■ **EXERCISE INSTRUCTIONS**
Reply with the data below, repeated exactly in full.
□ □ □ □ □
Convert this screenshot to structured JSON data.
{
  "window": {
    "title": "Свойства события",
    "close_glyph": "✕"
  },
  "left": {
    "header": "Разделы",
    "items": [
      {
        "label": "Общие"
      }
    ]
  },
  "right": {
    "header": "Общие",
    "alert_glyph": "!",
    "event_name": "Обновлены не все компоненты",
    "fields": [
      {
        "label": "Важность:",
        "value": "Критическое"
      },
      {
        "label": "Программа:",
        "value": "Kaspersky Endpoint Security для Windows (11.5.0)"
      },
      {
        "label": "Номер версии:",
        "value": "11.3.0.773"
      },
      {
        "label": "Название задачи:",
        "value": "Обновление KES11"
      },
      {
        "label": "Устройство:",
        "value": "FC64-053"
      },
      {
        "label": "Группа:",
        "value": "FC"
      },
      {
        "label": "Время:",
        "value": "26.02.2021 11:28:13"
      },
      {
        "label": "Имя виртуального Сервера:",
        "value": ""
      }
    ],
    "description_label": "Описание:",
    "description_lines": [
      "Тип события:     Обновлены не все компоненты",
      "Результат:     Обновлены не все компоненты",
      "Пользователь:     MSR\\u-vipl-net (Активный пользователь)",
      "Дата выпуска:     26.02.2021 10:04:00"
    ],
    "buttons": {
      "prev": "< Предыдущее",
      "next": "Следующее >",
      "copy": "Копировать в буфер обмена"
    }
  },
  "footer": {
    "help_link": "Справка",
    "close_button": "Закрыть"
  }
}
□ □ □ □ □
■ **ANSWER SECTION**
Convert this screenshot to structured JSON data.
{
  "window": {
    "title": "Свойства события",
    "close_glyph": "✕"
  },
  "left": {
    "header": "Разделы",
    "items": [
      {
        "label": "Общие"
      }
    ]
  },
  "right": {
    "header": "Общие",
    "alert_glyph": "!",
    "event_name": "Обновлены не все компоненты",
    "fields": [
      {
        "label": "Важность:",
        "value": "Критическое"
      },
      {
        "label": "Программа:",
        "value": "Kaspersky Endpoint Security для Windows (11.5.0)"
      },
      {
        "label": "Номер версии:",
        "value": "11.3.0.773"
      },
      {
        "label": "Название задачи:",
        "value": "Обновление KES11"
      },
      {
        "label": "Устройство:",
        "value": "FC64-053"
      },
      {
        "label": "Группа:",
        "value": "FC"
      },
      {
        "label": "Время:",
        "value": "26.02.2021 11:28:13"
      },
      {
        "label": "Имя виртуального Сервера:",
        "value": ""
      }
    ],
    "description_label": "Описание:",
    "description_lines": [
      "Тип события:     Обновлены не все компоненты",
      "Результат:     Обновлены не все компоненты",
      "Пользователь:     MSR\\u-vipl-net (Активный пользователь)",
      "Дата выпуска:     26.02.2021 10:04:00"
    ],
    "buttons": {
      "prev": "< Предыдущее",
      "next": "Следующее >",
      "copy": "Копировать в буфер обмена"
    }
  },
  "footer": {
    "help_link": "Справка",
    "close_button": "Закрыть"
  }
}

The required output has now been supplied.